■ Work order ■
Write the records out again exactly, leaving no images in.

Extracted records

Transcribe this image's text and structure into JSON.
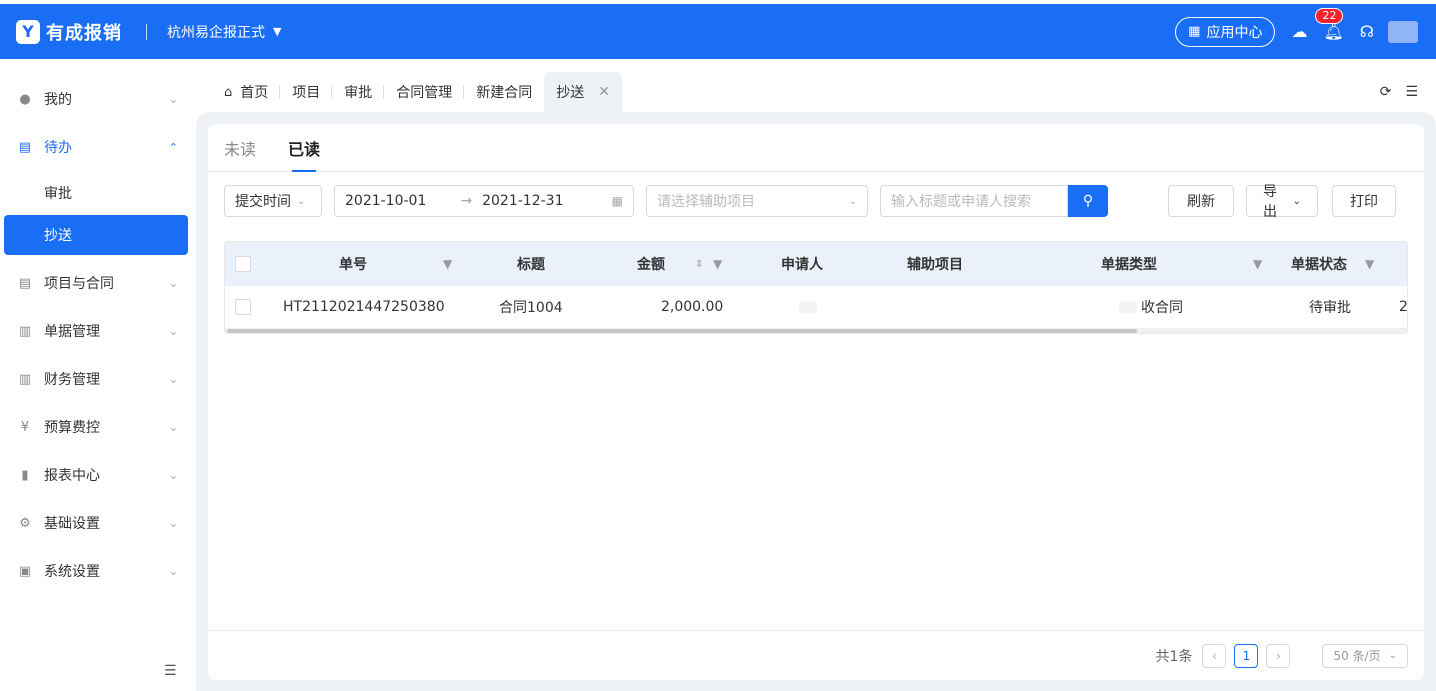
{
  "header": {
    "brand": "有成报销",
    "company": "杭州易企报正式",
    "app_center": "应用中心",
    "notify_count": "22"
  },
  "sidebar": {
    "items": [
      {
        "label": "我的"
      },
      {
        "label": "待办"
      },
      {
        "label": "项目与合同"
      },
      {
        "label": "单据管理"
      },
      {
        "label": "财务管理"
      },
      {
        "label": "预算费控"
      },
      {
        "label": "报表中心"
      },
      {
        "label": "基础设置"
      },
      {
        "label": "系统设置"
      }
    ],
    "sub_items": [
      {
        "label": "审批"
      },
      {
        "label": "抄送"
      }
    ]
  },
  "tabs": [
    {
      "label": "首页"
    },
    {
      "label": "项目"
    },
    {
      "label": "审批"
    },
    {
      "label": "合同管理"
    },
    {
      "label": "新建合同"
    },
    {
      "label": "抄送"
    }
  ],
  "read_tabs": {
    "unread": "未读",
    "read": "已读"
  },
  "filters": {
    "time_type": "提交时间",
    "date_start": "2021-10-01",
    "date_sep": "→",
    "date_end": "2021-12-31",
    "aux_placeholder": "请选择辅助项目",
    "search_placeholder": "输入标题或申请人搜索"
  },
  "actions": {
    "refresh": "刷新",
    "export": "导出",
    "print": "打印"
  },
  "table": {
    "columns": [
      "单号",
      "标题",
      "金额",
      "申请人",
      "辅助项目",
      "单据类型",
      "单据状态"
    ],
    "rows": [
      {
        "number": "HT2112021447250380",
        "title": "合同1004",
        "amount": "2,000.00",
        "type": "收合同",
        "status": "待审批",
        "extra": "2"
      }
    ]
  },
  "pagination": {
    "total": "共1条",
    "current": "1",
    "page_size": "50 条/页"
  }
}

■ Result of the exercise ■
Transcribe this image's text and structure into JSON.
{
  "header": {
    "brand": "有成报销",
    "company": "杭州易企报正式",
    "app_center": "应用中心",
    "notify_count": "22"
  },
  "sidebar": {
    "items": [
      {
        "label": "我的"
      },
      {
        "label": "待办"
      },
      {
        "label": "项目与合同"
      },
      {
        "label": "单据管理"
      },
      {
        "label": "财务管理"
      },
      {
        "label": "预算费控"
      },
      {
        "label": "报表中心"
      },
      {
        "label": "基础设置"
      },
      {
        "label": "系统设置"
      }
    ],
    "sub_items": [
      {
        "label": "审批"
      },
      {
        "label": "抄送"
      }
    ]
  },
  "tabs": [
    {
      "label": "首页"
    },
    {
      "label": "项目"
    },
    {
      "label": "审批"
    },
    {
      "label": "合同管理"
    },
    {
      "label": "新建合同"
    },
    {
      "label": "抄送"
    }
  ],
  "read_tabs": {
    "unread": "未读",
    "read": "已读"
  },
  "filters": {
    "time_type": "提交时间",
    "date_start": "2021-10-01",
    "date_sep": "→",
    "date_end": "2021-12-31",
    "aux_placeholder": "请选择辅助项目",
    "search_placeholder": "输入标题或申请人搜索"
  },
  "actions": {
    "refresh": "刷新",
    "export": "导出",
    "print": "打印"
  },
  "table": {
    "columns": [
      "单号",
      "标题",
      "金额",
      "申请人",
      "辅助项目",
      "单据类型",
      "单据状态"
    ],
    "rows": [
      {
        "number": "HT2112021447250380",
        "title": "合同1004",
        "amount": "2,000.00",
        "type": "收合同",
        "status": "待审批",
        "extra": "2"
      }
    ]
  },
  "pagination": {
    "total": "共1条",
    "current": "1",
    "page_size": "50 条/页"
  }
}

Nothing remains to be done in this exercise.